I am not a mental health professional in any way, but I certainly hope that my experiences and the steps I take when faced with a tragedy can help you through yours even in just a small way. It’s one day and one step at a time – just like our journey to the crown. (Read: The Most Comprehensive Pageant Checklist and Training Timeline on the Planet)
Tragedies are hard to overcome. Just look how long Shakespeare’s tragedies have lasted. They’ve even been made into Disney movies (with much happier spins, but Hakuna Matata).
We don’t know why bad things happen or why they always seem to happen to good people, but we can find positives in them.
When my grandmother died, I went with my grandpa to the store to buy beer for the after funeral get-together with the family. At 10 years old I asked, “Why do we always have beer at parties?” He said, “This isn’t really a party…” Then he paused and smiled and said, “Well, I guess it kind of is…Because we’re celebrating.” That was the first time he had smiled in over a week. The next day, following the service, back at the house, my entire family was smiling. They were laughing, telling stories, drinking and yes, they were crying. But they were all happy tears. They weren’t remembering my grandmother sick and in the hospital; they were remembering her for all the good times they had had with her.
It is always darkest before the dawn. Be patient and wait for the light. In the meantime, remember the good, find the helpers, be a helper and weather the storm together. You don’t have to steer the ship to port alone.
We can’t alter the past, and today is a gift.
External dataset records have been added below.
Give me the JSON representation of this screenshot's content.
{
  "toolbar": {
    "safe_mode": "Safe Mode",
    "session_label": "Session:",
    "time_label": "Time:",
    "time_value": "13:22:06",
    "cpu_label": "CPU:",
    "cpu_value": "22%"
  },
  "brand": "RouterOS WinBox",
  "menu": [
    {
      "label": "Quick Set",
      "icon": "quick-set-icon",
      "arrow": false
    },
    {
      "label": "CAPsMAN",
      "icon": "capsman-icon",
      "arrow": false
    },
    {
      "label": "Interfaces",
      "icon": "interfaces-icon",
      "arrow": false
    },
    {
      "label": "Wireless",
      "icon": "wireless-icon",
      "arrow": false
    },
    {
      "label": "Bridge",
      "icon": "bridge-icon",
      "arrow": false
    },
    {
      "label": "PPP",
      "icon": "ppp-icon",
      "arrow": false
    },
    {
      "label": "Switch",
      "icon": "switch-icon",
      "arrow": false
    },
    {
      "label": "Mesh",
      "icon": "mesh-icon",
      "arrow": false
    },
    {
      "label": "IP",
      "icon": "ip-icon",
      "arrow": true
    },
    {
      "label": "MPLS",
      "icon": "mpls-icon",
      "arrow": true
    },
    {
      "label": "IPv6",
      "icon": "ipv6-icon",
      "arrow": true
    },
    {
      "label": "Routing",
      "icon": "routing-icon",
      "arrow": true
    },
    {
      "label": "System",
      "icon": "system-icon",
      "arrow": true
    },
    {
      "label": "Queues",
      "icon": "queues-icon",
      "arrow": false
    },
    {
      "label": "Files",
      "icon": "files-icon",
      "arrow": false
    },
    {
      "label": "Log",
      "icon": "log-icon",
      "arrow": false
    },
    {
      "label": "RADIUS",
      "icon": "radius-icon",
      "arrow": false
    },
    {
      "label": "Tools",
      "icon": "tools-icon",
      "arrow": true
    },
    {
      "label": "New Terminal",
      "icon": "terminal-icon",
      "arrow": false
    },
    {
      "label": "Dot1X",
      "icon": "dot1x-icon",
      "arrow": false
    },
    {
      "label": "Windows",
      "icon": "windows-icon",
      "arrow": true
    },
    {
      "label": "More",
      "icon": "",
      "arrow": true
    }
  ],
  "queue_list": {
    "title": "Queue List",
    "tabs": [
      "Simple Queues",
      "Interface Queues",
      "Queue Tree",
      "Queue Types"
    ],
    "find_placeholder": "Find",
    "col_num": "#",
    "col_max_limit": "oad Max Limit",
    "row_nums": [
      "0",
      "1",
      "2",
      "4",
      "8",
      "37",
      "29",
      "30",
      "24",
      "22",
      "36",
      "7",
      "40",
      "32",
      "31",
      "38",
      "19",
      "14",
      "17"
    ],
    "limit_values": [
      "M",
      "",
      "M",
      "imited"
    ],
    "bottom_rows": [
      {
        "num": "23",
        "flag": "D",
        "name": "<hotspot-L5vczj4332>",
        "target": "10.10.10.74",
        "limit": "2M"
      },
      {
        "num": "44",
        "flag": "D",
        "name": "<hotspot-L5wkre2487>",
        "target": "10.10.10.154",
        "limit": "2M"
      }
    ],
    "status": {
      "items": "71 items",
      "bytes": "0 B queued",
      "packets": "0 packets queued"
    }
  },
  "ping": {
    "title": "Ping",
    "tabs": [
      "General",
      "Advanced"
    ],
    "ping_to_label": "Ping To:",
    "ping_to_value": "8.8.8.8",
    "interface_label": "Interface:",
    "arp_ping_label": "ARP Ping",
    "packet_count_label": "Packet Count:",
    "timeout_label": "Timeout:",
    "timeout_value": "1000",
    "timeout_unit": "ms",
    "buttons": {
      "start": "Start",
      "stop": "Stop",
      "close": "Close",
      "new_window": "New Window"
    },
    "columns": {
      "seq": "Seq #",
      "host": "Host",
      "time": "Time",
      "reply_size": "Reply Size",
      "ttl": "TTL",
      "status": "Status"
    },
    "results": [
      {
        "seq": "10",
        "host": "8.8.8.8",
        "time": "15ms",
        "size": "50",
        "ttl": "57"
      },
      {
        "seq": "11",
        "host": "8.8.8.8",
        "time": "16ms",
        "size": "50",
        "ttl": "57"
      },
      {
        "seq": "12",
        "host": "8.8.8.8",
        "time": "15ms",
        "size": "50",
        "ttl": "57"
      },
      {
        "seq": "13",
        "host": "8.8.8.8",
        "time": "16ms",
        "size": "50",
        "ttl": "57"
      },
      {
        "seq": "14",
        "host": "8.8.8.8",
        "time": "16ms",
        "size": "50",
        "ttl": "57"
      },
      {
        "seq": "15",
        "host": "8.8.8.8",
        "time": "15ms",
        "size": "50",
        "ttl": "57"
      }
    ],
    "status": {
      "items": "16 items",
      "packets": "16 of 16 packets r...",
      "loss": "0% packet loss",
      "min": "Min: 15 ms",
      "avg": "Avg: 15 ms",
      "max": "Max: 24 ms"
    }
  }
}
But tomorrow is the future and it’s ours to make of it what we wish. Stay strong and dream big.